3. A challenger can file a petition for PGR within nine months following the issuance of a patent or issuance of a broadening reissue patent, but only if the challenger has not already initiated a civil action in district court challenging validity the patent claims. A petitioner that has filed a counterclaim challenging patent validity in a civil action is not precluded from seeking PGR. If the petitioner files a civil action to challenge validity after petitioning for PGR, the civil action will be automatically stayed.
4. The standard for initiating PGR differs from the current standard for initiating reexamination. The PGR standard requires that it is more likely than not that at least one challenged claim is unpatentable, if the petition is not rebutted. Alternatively, PGR may be initiated if the petition raises a novel or unsettled legal question important to other patents or applications. Currently, reexamination requires a finding of a substantial new question of patentability.

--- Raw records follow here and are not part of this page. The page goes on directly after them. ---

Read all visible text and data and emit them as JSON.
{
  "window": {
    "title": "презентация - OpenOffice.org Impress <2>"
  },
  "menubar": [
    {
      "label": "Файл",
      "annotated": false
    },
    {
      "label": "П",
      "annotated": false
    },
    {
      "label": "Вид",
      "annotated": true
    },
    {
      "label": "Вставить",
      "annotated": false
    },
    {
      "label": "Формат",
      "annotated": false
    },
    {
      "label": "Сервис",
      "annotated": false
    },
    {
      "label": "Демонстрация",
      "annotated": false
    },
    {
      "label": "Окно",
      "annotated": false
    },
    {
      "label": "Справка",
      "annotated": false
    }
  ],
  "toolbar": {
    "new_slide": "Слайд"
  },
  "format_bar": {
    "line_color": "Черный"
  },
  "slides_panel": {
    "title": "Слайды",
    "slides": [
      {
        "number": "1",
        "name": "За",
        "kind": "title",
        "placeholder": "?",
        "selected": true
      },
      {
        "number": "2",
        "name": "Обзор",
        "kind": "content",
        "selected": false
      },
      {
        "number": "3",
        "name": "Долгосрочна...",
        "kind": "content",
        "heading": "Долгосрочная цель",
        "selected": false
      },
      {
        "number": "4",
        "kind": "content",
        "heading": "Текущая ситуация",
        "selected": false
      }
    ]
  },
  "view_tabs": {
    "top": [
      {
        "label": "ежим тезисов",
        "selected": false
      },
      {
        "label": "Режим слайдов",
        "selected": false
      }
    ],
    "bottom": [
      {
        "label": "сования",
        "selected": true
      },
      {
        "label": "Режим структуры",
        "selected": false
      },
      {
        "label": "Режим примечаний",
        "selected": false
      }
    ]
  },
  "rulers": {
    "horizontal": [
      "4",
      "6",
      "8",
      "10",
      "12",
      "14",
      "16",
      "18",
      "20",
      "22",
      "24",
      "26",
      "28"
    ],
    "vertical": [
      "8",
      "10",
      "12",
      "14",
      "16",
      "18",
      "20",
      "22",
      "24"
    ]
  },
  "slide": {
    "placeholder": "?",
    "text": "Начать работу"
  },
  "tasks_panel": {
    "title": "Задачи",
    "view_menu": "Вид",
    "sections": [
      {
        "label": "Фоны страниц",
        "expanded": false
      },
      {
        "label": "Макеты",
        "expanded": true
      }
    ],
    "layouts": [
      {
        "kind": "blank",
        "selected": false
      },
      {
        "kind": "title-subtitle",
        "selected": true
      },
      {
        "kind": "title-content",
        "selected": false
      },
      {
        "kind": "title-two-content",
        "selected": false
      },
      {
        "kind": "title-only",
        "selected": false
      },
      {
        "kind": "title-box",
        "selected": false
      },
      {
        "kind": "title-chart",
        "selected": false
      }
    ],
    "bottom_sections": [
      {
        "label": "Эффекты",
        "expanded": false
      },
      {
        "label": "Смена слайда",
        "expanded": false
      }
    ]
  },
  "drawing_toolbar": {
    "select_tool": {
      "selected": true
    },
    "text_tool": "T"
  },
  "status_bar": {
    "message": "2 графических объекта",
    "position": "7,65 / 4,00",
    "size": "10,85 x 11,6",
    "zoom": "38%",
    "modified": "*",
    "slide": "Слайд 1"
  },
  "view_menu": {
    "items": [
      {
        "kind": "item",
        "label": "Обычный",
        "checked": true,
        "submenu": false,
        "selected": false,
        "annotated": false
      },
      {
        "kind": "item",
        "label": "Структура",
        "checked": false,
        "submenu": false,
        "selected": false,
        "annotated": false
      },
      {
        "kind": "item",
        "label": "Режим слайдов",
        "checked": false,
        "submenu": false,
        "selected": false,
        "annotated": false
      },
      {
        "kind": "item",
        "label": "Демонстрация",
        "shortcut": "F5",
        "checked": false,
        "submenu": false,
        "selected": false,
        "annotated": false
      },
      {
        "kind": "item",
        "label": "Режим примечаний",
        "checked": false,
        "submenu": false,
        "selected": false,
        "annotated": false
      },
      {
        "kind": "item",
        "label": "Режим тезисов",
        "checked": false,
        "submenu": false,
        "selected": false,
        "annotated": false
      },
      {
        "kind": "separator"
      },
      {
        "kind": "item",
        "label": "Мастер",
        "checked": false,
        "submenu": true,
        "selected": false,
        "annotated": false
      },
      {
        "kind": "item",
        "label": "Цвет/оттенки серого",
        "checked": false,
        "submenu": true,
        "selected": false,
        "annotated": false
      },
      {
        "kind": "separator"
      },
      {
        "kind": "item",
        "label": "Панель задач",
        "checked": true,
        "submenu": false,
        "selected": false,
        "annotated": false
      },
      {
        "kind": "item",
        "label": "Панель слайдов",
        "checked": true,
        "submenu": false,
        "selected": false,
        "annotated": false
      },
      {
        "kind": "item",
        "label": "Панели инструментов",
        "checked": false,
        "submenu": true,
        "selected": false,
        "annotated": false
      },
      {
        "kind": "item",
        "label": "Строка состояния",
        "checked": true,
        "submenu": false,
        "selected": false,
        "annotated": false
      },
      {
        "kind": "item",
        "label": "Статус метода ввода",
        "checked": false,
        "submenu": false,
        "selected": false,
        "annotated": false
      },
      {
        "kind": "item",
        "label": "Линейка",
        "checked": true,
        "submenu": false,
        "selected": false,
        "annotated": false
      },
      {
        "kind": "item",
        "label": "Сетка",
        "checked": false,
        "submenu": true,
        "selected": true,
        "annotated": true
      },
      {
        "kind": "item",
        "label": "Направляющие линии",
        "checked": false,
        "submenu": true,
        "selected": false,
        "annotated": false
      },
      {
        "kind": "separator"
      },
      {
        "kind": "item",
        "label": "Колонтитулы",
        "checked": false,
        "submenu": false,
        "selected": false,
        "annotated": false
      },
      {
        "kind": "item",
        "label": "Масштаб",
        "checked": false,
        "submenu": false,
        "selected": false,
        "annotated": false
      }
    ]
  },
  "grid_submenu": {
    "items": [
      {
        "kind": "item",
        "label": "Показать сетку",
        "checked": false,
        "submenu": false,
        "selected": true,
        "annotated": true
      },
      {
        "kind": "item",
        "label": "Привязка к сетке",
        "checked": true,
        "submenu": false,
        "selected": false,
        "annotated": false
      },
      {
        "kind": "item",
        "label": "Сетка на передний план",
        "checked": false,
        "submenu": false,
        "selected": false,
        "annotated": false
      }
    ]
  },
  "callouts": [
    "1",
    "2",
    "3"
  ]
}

5. A patentee may file a motion to cancel a challenged claim or propose substitute claims. And, the challenger will be given an opportunity to submit comments in the proceeding.
6. Parties to PGR may have the opportunity for limited discovery of evidence directly related to factual assertions advanced by the parties.
7. A challenger whose petition for PGR results in a final decision will be estopped at the USPTO, in district court, and at the ITC from later asserting that the claim is unpatentable or invalid on any ground the challenger raised or reasonably could have raised during PGR.
8. PGR can be settled before the USPTO makes a final decision, in which case the estoppel provisions will not apply to the settling challenger(s).
9. PGR should provide the interested parties with a relatively quick decision from the Board — in one to one and a half years after the petition is granted.
10. A final decision by the Patent Trial and Appeal Board regarding PGR can be appealed to the Federal Circuit, but a decision by the Director not to institute PGR is final and not appealable.